LAGRANGE – The American Legion Auxiliary has named high school senior Joshua Clayton the winner of the ALA National Poppy Poster Contest and the ALA essay contest.
The ALA National Poppy Poster Contest gives kids in local communities the chance to show their support for U.S. military veterans, both those who have died and those still living. Children in grades 2-12 show off their artistic abilities and their creativity through posters showcasing the flower of the ALA: a bright red poppy.
Clayton’s poster features a woman in a white dress standing over a grave marker. She holds her face in her hands and weeps for the loss of her loved one. A small vase of red poppies sits on the side of the grave. Other poppies swirl around the right side of the poster and the phrase “Understand Freedom Has a Price” is written on the left. The marble pattern on the grave marker is made of hundreds of tiny dots, an art form called pointillism.
Clayton’s mother Natalie’s grandfather served in World War II, but the Claytons don’t have much personal connection to the military outside of that.
“He’s just always been really patriotic,” Natalie Clayton said about her son. “It’s just another way for him to provide a community service.”
Joshua Clayton has participated in the National Poppy Poster Competition since he was in sixth grade. His posters have won at the district level almost every year since. Now that Clayton has graduated high school and is attending Eastern Wyoming College in Torrington, he no longer qualified to participate in the contest.
The ALA has also awarded Clayton with a scholarship for his winning essay in which he sat down with retired Sgt. John Rinehart. Rinehart laid out in detail the story of his service in the Air Force, including the draft that pulled him into the military at 18 years old. Clayton notes that he “learned more than [he] thought possible” from his interview with Rinehart.
Clayton submitted his work for both competitions through the local John A. McGill unit of the ALA. Those looking for more information on how to join the poster contest can refer to their own local unit.

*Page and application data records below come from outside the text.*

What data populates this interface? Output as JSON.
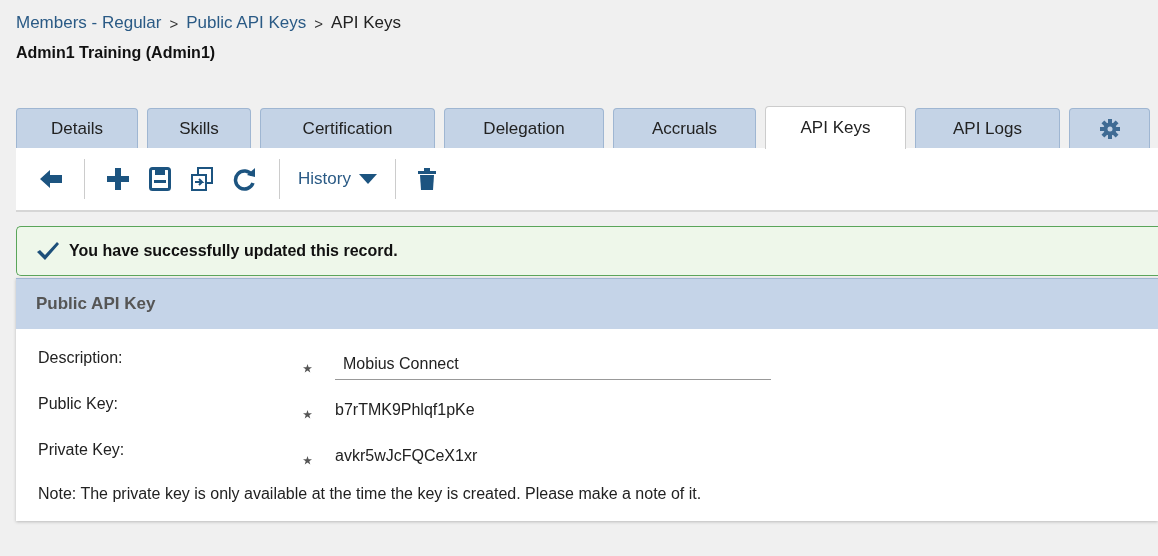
{
  "breadcrumb": [
    {
      "label": "Members - Regular",
      "link": true
    },
    {
      "label": "Public API Keys",
      "link": true
    },
    {
      "label": "API Keys",
      "link": false
    }
  ],
  "breadcrumb_separator": ">",
  "member_title": "Admin1 Training (Admin1)",
  "tabs": [
    {
      "kind": "text",
      "label": "Details",
      "selected": false
    },
    {
      "kind": "text",
      "label": "Skills",
      "selected": false
    },
    {
      "kind": "text",
      "label": "Certification",
      "selected": false
    },
    {
      "kind": "text",
      "label": "Delegation",
      "selected": false
    },
    {
      "kind": "text",
      "label": "Accruals",
      "selected": false
    },
    {
      "kind": "text",
      "label": "API Keys",
      "selected": true
    },
    {
      "kind": "text",
      "label": "API Logs",
      "selected": false
    },
    {
      "kind": "settings",
      "selected": false
    }
  ],
  "toolbar": [
    {
      "kind": "back"
    },
    {
      "kind": "separator"
    },
    {
      "kind": "add"
    },
    {
      "kind": "save"
    },
    {
      "kind": "save-copy"
    },
    {
      "kind": "refresh"
    },
    {
      "kind": "separator"
    },
    {
      "kind": "dropdown",
      "label": "History"
    },
    {
      "kind": "separator"
    },
    {
      "kind": "delete"
    }
  ],
  "alert": {
    "message": "You have successfully updated this record."
  },
  "panel": {
    "title": "Public API Key",
    "fields": [
      {
        "kind": "input",
        "label": "Description:",
        "required": true,
        "value": "Mobius Connect"
      },
      {
        "kind": "text",
        "label": "Public Key:",
        "required": true,
        "value": "b7rTMK9Phlqf1pKe"
      },
      {
        "kind": "text",
        "label": "Private Key:",
        "required": true,
        "value": "avkr5wJcFQCeX1xr"
      }
    ],
    "note": "Note: The private key is only available at the time the key is created. Please make a note of it."
  }
}
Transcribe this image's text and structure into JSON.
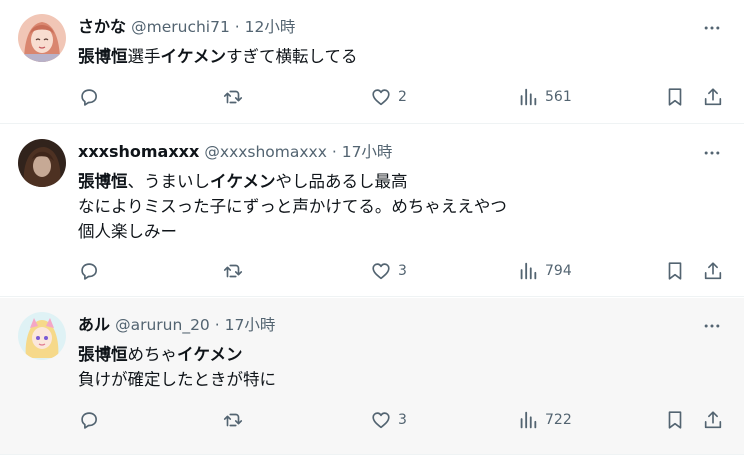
{
  "tweets": [
    {
      "name": "さかな",
      "handle": "@meruchi71",
      "sep": " · ",
      "time": "12小時",
      "lines": [
        [
          {
            "t": "張博恒",
            "b": true
          },
          {
            "t": "選手",
            "b": false
          },
          {
            "t": "イケメン",
            "b": true
          },
          {
            "t": "すぎて横転してる",
            "b": false
          }
        ]
      ],
      "reply_count": "",
      "retweet_count": "",
      "like_count": "2",
      "view_count": "561"
    },
    {
      "name": "xxxshomaxxx",
      "handle": "@xxxshomaxxx",
      "sep": " · ",
      "time": "17小時",
      "lines": [
        [
          {
            "t": "張博恒",
            "b": true
          },
          {
            "t": "、うまいし",
            "b": false
          },
          {
            "t": "イケメン",
            "b": true
          },
          {
            "t": "やし品あるし最高",
            "b": false
          }
        ],
        [
          {
            "t": "なによりミスった子にずっと声かけてる。めちゃええやつ",
            "b": false
          }
        ],
        [
          {
            "t": "個人楽しみー",
            "b": false
          }
        ]
      ],
      "reply_count": "",
      "retweet_count": "",
      "like_count": "3",
      "view_count": "794"
    },
    {
      "name": "あル",
      "handle": "@arurun_20",
      "sep": " · ",
      "time": "17小時",
      "lines": [
        [
          {
            "t": "張博恒",
            "b": true
          },
          {
            "t": "めちゃ",
            "b": false
          },
          {
            "t": "イケメン",
            "b": true
          }
        ],
        [
          {
            "t": "負けが確定したときが特に",
            "b": false
          }
        ]
      ],
      "reply_count": "",
      "retweet_count": "",
      "like_count": "3",
      "view_count": "722"
    }
  ],
  "colors": {
    "text": "#0f1419",
    "secondary": "#536471",
    "divider": "#eff3f4",
    "hover_bg": "#f7f7f7"
  },
  "icons": {
    "more": "more-dots-icon",
    "reply": "reply-bubble-icon",
    "retweet": "retweet-arrows-icon",
    "like": "heart-icon",
    "views": "views-bar-chart-icon",
    "bookmark": "bookmark-icon",
    "share": "share-upload-icon"
  }
}
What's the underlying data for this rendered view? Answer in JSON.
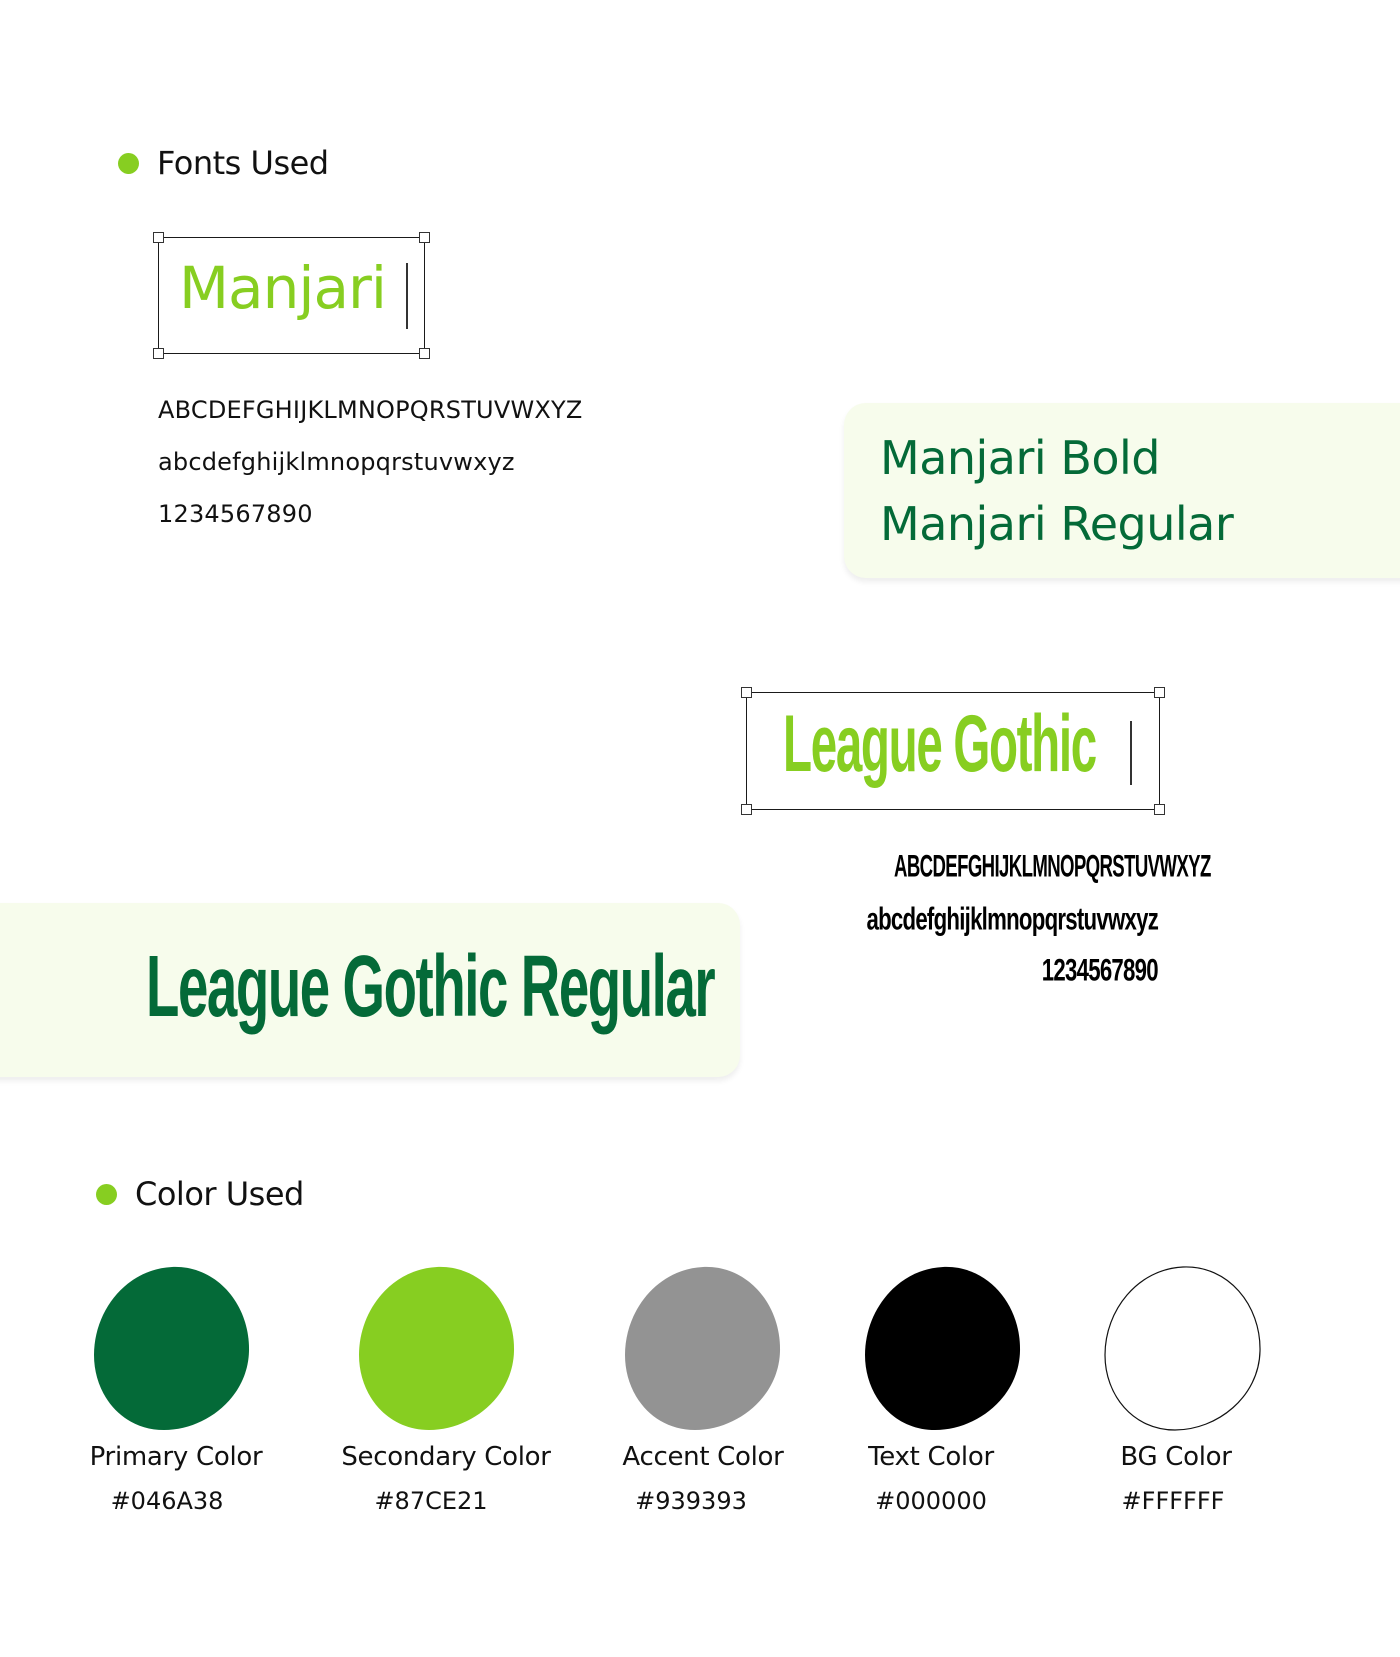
{
  "fonts_section": {
    "title": "Fonts Used"
  },
  "manjari": {
    "sample": "Manjari",
    "uppercase": "ABCDEFGHIJKLMNOPQRSTUVWXYZ",
    "lowercase": "abcdefghijklmnopqrstuvwxyz",
    "digits": "1234567890",
    "card_bold": "Manjari Bold",
    "card_regular": "Manjari Regular"
  },
  "league": {
    "sample": "League Gothic",
    "uppercase": "ABCDEFGHIJKLMNOPQRSTUVWXYZ",
    "lowercase": "abcdefghijklmnopqrstuvwxyz",
    "digits": "1234567890",
    "card_text": "League Gothic Regular"
  },
  "colors_section": {
    "title": "Color Used"
  },
  "palette": [
    {
      "label": "Primary Color",
      "hex": "#046A38",
      "fill": "#046A38"
    },
    {
      "label": "Secondary Color",
      "hex": "#87CE21",
      "fill": "#87CE21"
    },
    {
      "label": "Accent Color",
      "hex": "#939393",
      "fill": "#939393"
    },
    {
      "label": "Text Color",
      "hex": "#000000",
      "fill": "#000000"
    },
    {
      "label": "BG Color",
      "hex": "#FFFFFF",
      "fill": "#FFFFFF"
    }
  ],
  "accent_colors": {
    "primary": "#046A38",
    "secondary": "#87CE21",
    "card_bg": "#F7FCEC"
  }
}
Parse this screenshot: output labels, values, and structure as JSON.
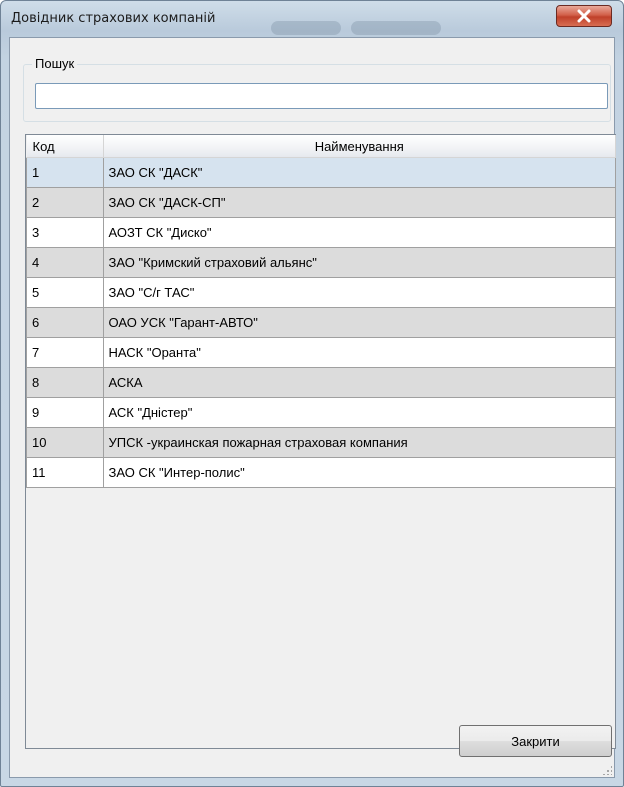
{
  "window": {
    "title": "Довідник страхових компаній",
    "close_icon": "close-icon"
  },
  "search": {
    "legend": "Пошук",
    "value": ""
  },
  "table": {
    "columns": {
      "code": "Код",
      "name": "Найменування"
    },
    "rows": [
      {
        "code": "1",
        "name": "ЗАО СК \"ДАСК\""
      },
      {
        "code": "2",
        "name": "ЗАО СК \"ДАСК-СП\""
      },
      {
        "code": "3",
        "name": "АОЗТ СК \"Диско\""
      },
      {
        "code": "4",
        "name": "ЗАО \"Кримский страховий альянс\""
      },
      {
        "code": "5",
        "name": "ЗАО \"С/г ТАС\""
      },
      {
        "code": "6",
        "name": "ОАО УСК \"Гарант-АВТО\""
      },
      {
        "code": "7",
        "name": "НАСК \"Оранта\""
      },
      {
        "code": "8",
        "name": "АСКА"
      },
      {
        "code": "9",
        "name": "АСК \"Дністер\""
      },
      {
        "code": "10",
        "name": "УПСК -украинская пожарная страховая компания"
      },
      {
        "code": "11",
        "name": "ЗАО СК \"Интер-полис\""
      }
    ]
  },
  "footer": {
    "close_label": "Закрити"
  },
  "colors": {
    "selected_row": "#d6e3ef",
    "alt_row": "#dcdcdc",
    "close_button": "#c0402a"
  }
}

In 1919, Congress chartered The American Legion, a national nonprofit focused on providing assistance to veterans returning home from World War I, helping them reintegrate into their hometowns and still maintain the webs of support they had found in their time with the military. Soon after, a group of their wives, sisters and daughters formed the American Legion Auxiliary, working hand-in-hand with The American Legion to provide relief to veterans and their families.
Since then, the ALA has grown to involve more than 8,000 local communities and organizes education programs for local schools, send-off and welcome home events for military units and efforts to get health services to homeless veterans. The ALA has given more than $1 million in scholarships to kids like Joshua. The poppy became an official symbol of the organization on Sept. 27, 1920.
After World War I, poppies flourished all across France and Belgium. Scientists believe the lime from the rubble left after the war’s destruction provided the nutrients necessary for these poppies to grow. In John McCrae’s 1915 poem “In Flanders Fields,” McCrae details the poppies blooming and larks flying high in the sky even as war rages on the ground during the battle of Belgium’s Ypres Salient. McCrae wrote this poem shortly after losing a close friend in the war. In the last few lines, McCrae urges the reader to continue to carry the torch of freedom and to remember that the fallen do not sleep even as the poppies continue to grow over them.
Every year on Veterans Day, Memorial Day and National Poppy Day (the Friday before Memorial Day), veterans involved with the ALA hand make small crepe paper poppies as part of their therapeutic rehabilitation. Volunteers hand out these small flowers to passersby, asking for donations in return. The funds raised from the handmade poppies go to programs providing food and other essentials to military families.